BOSTON (Reuters) – Funds run by Fidelity Investments on the part of Tesla Inc (TSLA.O) management on government votes and other controversial items this spring, filings showed on Thursday, and experts said that further support for Tesla CEO Elon Musk could indicate if he looks to take the company privately.
FILE PHOTO: Tesla Motors Inc. Chief Executive Elon Musk pauses at a press conference in Tokyo September 8, 2014. REUTERS / Toru Hanai / File Photo
Fidelity funds that are the best Tesla holders, including Blue Chip Growth Fund, (FBGKX.O) Growth Company Fund (FDGRX.O) and the counterfund (FCNTX.O), all voted as Tesla recommended at two shareholder meetings held in March and June, showed the depots.
In both Tesla meetings, the top proxy advisor Institutional Shareholder Services advised critical votes, stating concerns about Musk's pay and governance independence, among other things. Fidelity & # 39; s voices marked the second set of supporting ballots announced by a top investor in the car manufacturer so far this year.
A spokesperson for Fidelity said the Boston-based firm would not comment on what the votes might suggest about the go-private deal that Musk is looking for. How much backup funds offer, determine how much money Musk needs to raise in his unprecedented attempt to make the business private.
Asked about the voices, Tesla spokesman Dave Arnold remarked that Musk reported in a blog that he would convince some top investors about private and that "our biggest investors over the years were extremely positive for Tesla."
The positive votes of the Fidelity funds on the controversial election items might suggest that their managers are more inclined to support Musk, said Francis Byrd, a corporate governance consultant.
"You might assume that they are some kind of locked up," Byrd said, though he warned that the money would eventually want to see the finances of every deal that Musk brings forward.
A July 24 filing by Scottish Baillie Gifford, the largest owner of Tesla after Musk himself, also showed that it supported Tesla throughout both meetings. A representative of Baillie Gifford declined to comment.

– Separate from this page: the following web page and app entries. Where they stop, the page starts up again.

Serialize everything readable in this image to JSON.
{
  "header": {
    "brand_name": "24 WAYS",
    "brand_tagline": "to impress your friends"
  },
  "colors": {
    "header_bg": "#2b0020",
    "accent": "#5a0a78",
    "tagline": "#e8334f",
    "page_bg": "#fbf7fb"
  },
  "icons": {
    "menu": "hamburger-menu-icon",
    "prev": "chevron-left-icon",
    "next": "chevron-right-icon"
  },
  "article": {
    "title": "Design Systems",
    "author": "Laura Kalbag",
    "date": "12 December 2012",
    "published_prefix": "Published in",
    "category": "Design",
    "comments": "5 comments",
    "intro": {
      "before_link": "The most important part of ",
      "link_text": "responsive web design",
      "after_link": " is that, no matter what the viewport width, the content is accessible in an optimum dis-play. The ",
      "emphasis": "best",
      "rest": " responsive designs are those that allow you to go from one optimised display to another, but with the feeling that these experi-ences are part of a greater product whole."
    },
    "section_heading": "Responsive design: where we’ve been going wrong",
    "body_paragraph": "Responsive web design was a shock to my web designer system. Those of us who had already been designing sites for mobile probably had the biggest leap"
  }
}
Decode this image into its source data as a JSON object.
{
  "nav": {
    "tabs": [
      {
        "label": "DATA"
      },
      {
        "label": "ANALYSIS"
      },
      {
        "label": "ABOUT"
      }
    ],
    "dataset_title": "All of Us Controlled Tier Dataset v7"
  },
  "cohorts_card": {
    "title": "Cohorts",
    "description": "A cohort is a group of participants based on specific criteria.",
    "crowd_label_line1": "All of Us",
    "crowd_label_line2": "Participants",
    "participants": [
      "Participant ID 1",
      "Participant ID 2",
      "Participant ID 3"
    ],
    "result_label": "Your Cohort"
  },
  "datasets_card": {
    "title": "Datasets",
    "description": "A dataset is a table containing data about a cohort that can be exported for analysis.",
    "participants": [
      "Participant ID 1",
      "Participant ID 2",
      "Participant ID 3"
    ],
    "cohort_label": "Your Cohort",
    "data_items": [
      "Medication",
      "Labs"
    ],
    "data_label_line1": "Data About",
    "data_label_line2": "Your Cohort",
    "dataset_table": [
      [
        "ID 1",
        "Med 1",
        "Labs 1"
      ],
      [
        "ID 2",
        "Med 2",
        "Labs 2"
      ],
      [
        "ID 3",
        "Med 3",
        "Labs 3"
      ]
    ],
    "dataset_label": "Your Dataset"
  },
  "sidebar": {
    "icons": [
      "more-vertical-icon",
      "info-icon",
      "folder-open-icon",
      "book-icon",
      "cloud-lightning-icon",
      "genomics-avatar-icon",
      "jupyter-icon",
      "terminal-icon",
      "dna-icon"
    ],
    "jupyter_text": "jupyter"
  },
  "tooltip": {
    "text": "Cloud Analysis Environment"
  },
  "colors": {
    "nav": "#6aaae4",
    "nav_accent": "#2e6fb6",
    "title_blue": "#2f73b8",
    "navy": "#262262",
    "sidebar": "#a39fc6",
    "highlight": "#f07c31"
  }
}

The special meeting in March was held to approve a new compensation package that may be worth $ 2.6 billion for Musk. A submission showed that the plan received support of about 81 percent of the votes cast.
Proxy adviser Institutional Shareholder Services had recommended to vote against the price as too rich. The ISS also recommends voting against two of the three Tesla directors who were elected at the regular meeting in June, concerned about their independence and seats on other boards.
ISS also advised investors to support shareholder proposals, including a proposal that would require an independent chairman. The directors each won at least 89 percent support, a submission showed and the proposal for an independent chair was only supported with about 16 percent of the votes present.
Thursday's submissions gave a rare look at thousands of influential votes that Fidelity has issued at shareholders' meetings this year.
Also noteworthy was that Contrafund, a top shareholder in Facebook Inc (FB.O), supported one of the two proposals at its meeting on 31 May calling for the world's largest social media company to renew its voting structure.
Although neither measure was approved, strong support received from external investors was seen as a reproach to leaders, including CEO Mark Zuckerberg, on their slow response to data privacy concerns.
The submission also showed that Contrafund supported all eight Facebook directors for election, including Zuckerberg.
Spokesmen of Fidelity and Facebook did not respond immediately.
Reporting by Ross Kerber; Edited by Frances Kerry and Dan Grebler